We hold over 7% of the ordinary issued share capital of BEA and have been a shareholder for several years.

We believe that BEA shareholders have suffered over many years from an entrenched executive management team which has mismanaged the business, resulting in its weak underlying financial and operating performance and poor returns for independent minority shareholders. We consider that BEA has now reached a stage where the cumulative damage to shareholders’ interests must be stopped.

The current BEA board should finally focus on delivering proper value for BEA shareholders – and in our assessment the only responsible way for the board to do that is to conduct an auction process to explore the scope for a sale of BEA at an appropriate premium.

Underperformance and mismanagement at BEA

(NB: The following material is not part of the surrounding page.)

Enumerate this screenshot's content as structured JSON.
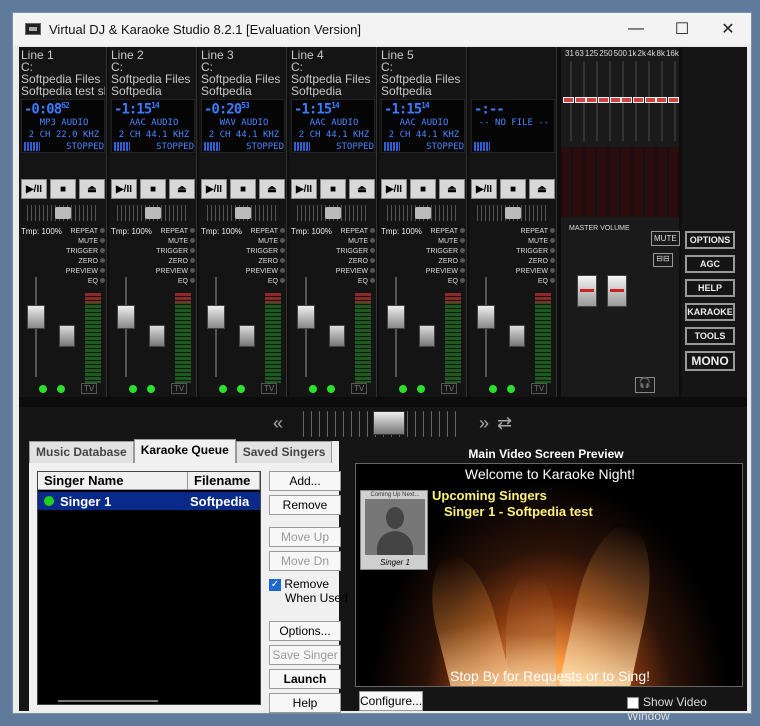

BEA shareholders have long suffered from poor returns:

  • BEA: Total Annualised Return (“TAR”) of just 2.7% since 19972
  • Leading Hong Kong listed banks: TAR of 8.6% since 19973
  • Family-run Hong Kong listed banks: TAR of 12.8% since 19974

Based upon TAR over the past 1, 3 and 5 years, BEA has underperformed an index of its peer group Family-run Hong Kong listed banks by 28.1%, 28.8% and 13.1%, respectively.

In our view, this chronic underperformance is attributable to the long-term mismanagement of BEA, combined with the entrenchment of the current executive management team, all of which has come at the expense of BEA's independent minority shareholders and has prevented BEA from being sold at an appropriate premium to its market value, for the benefit of all shareholders.

The serial usage by the BEA board of the general mandate to place new shares on a selective basis to CaixaBank, S.A. (“CaixaBank”) 5 and Sumitomo Mitsui Banking Corporation (and the related agreements between BEA and those shareholders) from 2007 onwards, for “strategic” purposes has, we believe, assisted in entrenching the incumbent BEA management and led to BEA’s chronic underperformance.

Scope for a sale of BEA at an appropriate premium

BEA has failed to demonstrate that it can remain competitive and generate healthy returns for shareholders as an independent bank, in a market where the best performing banks are backed by large foreign or PRC financial institutions. In stark contrast to BEA, most other family-run Hong Kong listed banks were able to provide attractive returns for their shareholders over the last several years, including by way of an opportunity for those shareholders to sell their shares at a significant premium into a takeover offer. Those takeover transactions were priced at an average of 2.0x book value, which for BEA would equate to approximately HK$60 per share6, or around 185% above the current share price.

Regardless of poor performance and poor corporate governance, the scale and profile of BEA’s banking platform is attractive to any potential acquiror who wants to expand its banking operations in the Greater China region. In addition, BEA finally announced on 19 January 2016 that the long-standing lock-in agreement, which had prevented CaixaBank (one of BEA’s largest shareholders) from accepting any non-recommended takeover offer for BEA without BEA board approval, had been removed.

BEA’s management can no longer rely on contractual lock-in arrangements to assist them in preventing a suitably-priced takeover offer for BEA from succeeding.

CaixaBank is clearly willing to sell its 17% BEA shareholding, because it has currently conditionally agreed to sell it to its parent company, Criteria, at just HK$24.257 per BEA share. Consequently, CaixaBank and Criteria may now have an opportunity to agree to put that related party transaction aside and instead sell the BEA stake at a significantly better price, into a takeover offer for BEA made by a third party, thereby strengthening CaixaBank’s capital base.8 In our view this would be a win-win outcome for CaixaBank’s shareholders as well as BEA’s shareholders.

Conclusions

In our view, the BEA board should now finally focus on delivering proper value for BEA shareholders, by conducting an auction process to explore the scope for a sale of BEA at an appropriate premium. We have asked the BEA board to do this, but they have so far not responded to our request.